◆ **Try it**: Look through the entries below. Report each line that has the word "image" in it.

◆ **The input**:
********

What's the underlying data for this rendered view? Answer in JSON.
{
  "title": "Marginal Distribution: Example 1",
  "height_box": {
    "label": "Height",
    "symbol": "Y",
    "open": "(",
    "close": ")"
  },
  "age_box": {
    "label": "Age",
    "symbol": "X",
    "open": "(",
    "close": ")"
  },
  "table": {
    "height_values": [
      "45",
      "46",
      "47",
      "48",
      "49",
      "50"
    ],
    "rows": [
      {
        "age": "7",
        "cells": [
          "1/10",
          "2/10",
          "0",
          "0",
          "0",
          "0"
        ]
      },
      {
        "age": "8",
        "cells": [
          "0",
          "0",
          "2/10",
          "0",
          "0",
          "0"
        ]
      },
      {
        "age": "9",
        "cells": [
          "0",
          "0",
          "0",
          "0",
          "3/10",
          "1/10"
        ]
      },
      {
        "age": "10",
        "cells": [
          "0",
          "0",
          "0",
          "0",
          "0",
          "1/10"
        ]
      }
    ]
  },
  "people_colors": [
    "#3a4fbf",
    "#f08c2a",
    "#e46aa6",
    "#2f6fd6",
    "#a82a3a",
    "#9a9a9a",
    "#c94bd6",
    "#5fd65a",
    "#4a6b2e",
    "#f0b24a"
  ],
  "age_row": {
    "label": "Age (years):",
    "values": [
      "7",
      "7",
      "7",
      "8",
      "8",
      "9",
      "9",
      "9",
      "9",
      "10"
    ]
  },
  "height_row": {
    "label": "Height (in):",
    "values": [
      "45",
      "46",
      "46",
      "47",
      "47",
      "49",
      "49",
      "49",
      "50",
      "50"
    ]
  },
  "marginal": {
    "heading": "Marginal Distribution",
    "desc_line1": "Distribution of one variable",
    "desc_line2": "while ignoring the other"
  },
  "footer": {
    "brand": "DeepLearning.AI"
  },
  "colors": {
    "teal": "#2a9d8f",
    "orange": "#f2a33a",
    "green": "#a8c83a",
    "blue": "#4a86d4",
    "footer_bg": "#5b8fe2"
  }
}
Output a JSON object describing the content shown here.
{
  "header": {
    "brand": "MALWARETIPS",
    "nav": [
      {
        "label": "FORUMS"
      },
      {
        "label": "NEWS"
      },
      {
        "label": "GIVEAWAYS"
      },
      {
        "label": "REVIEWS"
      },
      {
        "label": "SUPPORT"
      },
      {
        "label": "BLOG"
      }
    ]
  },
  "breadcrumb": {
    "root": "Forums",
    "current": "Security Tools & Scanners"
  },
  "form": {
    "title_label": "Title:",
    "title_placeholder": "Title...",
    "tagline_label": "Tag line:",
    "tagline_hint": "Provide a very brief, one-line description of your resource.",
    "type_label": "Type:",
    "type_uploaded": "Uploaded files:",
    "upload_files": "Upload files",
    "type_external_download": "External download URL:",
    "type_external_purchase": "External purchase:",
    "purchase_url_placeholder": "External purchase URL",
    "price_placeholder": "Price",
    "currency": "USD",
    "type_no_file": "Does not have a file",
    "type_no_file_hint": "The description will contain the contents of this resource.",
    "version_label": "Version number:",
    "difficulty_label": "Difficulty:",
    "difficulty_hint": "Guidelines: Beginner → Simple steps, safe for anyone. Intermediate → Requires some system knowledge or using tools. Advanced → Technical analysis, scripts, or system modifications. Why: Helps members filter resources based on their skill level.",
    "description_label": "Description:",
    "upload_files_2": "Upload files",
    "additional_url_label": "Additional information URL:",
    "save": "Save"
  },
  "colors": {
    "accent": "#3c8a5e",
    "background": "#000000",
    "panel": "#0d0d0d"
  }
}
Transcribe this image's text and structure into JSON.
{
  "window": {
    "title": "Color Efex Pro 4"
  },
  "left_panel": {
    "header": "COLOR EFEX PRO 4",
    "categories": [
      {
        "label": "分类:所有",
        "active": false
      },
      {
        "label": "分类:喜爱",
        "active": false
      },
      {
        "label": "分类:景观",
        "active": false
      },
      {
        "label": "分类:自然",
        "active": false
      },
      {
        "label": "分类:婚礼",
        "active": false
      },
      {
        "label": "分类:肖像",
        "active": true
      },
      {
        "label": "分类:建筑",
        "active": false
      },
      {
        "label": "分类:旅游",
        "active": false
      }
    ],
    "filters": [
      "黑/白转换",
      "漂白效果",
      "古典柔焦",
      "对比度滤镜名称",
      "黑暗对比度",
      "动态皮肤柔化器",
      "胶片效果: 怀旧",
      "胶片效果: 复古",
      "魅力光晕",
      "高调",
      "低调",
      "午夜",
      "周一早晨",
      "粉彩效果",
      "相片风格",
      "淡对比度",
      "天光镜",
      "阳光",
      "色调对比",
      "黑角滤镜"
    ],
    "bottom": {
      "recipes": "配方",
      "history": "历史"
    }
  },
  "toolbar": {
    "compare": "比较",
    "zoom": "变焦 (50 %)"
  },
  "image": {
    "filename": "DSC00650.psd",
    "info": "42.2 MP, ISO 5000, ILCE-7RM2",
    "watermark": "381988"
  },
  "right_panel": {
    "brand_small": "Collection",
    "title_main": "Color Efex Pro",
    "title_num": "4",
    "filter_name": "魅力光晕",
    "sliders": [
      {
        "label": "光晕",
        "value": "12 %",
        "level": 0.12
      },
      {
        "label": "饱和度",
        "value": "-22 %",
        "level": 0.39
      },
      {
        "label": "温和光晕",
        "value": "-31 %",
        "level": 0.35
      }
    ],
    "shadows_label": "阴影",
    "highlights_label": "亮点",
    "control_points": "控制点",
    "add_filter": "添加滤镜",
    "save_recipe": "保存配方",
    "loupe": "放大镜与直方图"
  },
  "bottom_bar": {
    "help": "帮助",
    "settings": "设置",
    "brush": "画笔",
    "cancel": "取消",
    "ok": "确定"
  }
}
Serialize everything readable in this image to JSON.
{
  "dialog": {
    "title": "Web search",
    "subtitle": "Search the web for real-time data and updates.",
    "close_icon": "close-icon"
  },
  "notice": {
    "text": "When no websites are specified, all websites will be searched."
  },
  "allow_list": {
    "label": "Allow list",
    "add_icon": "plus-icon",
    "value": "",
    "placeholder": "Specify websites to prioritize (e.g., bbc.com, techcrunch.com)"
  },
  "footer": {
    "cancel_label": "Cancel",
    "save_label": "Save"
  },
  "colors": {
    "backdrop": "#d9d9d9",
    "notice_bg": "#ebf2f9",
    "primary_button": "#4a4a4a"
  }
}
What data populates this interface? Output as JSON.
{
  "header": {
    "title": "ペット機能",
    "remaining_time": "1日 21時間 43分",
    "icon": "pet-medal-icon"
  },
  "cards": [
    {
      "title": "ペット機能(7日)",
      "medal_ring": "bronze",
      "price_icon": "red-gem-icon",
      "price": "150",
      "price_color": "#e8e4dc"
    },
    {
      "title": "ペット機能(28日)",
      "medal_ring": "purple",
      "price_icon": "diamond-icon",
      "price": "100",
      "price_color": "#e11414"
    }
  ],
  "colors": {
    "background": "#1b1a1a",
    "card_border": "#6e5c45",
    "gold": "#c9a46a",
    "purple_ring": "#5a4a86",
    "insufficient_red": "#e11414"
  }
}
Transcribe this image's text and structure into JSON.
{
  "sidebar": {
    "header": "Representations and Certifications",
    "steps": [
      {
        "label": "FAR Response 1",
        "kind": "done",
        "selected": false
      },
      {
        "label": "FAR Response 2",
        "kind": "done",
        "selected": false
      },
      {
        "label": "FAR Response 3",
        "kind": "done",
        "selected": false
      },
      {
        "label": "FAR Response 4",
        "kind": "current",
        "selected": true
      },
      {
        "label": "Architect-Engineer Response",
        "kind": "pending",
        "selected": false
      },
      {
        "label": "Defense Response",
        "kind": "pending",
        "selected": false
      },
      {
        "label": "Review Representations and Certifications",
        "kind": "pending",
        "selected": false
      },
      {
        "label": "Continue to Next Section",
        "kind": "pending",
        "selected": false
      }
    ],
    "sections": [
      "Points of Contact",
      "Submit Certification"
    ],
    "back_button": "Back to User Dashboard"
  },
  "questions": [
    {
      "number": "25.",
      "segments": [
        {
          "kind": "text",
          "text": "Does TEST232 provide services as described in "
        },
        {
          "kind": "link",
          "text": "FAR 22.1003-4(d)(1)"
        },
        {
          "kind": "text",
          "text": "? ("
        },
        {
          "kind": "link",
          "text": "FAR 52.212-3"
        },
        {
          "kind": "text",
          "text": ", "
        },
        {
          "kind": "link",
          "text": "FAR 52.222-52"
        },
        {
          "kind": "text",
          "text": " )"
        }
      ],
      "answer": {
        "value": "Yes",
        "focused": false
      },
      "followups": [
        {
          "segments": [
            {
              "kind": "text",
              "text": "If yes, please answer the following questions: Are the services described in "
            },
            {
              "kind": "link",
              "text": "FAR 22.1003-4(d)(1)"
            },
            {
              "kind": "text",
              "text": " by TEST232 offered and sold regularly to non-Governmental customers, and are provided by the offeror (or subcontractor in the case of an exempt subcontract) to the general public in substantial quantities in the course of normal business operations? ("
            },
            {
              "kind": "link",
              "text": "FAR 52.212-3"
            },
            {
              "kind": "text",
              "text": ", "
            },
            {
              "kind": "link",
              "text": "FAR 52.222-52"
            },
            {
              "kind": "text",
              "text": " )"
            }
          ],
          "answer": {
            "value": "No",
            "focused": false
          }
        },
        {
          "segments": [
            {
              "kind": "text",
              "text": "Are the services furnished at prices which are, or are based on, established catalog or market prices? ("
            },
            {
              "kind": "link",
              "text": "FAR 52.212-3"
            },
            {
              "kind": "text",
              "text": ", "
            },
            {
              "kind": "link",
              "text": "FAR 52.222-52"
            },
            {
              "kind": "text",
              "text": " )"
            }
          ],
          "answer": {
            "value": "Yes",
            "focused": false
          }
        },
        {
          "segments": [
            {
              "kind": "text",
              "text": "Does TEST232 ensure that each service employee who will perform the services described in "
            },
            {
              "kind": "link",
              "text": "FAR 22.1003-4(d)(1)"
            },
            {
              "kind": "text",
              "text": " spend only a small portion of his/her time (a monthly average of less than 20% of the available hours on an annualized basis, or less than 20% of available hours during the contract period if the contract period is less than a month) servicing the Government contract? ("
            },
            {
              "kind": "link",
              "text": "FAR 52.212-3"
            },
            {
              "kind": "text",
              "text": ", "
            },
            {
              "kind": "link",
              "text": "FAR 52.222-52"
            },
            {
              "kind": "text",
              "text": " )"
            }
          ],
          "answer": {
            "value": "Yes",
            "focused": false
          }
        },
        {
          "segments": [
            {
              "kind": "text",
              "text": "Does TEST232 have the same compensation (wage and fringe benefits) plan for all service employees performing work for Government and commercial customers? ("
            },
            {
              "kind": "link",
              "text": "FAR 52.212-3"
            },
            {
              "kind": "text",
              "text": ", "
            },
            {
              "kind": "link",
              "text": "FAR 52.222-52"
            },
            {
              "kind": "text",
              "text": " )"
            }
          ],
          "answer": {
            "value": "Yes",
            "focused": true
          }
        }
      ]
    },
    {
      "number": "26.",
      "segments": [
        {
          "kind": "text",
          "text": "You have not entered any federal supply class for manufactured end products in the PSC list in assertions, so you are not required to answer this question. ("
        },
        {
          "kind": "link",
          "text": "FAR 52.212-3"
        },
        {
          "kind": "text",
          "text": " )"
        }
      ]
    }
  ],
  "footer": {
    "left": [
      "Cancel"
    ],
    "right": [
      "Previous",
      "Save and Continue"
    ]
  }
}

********

◆ **Solution**:
Transcribe this image's text and structure into JSON.
  "image": {
Serialize everything readable in this image to JSON.
Transcribe this image's text and structure into JSON.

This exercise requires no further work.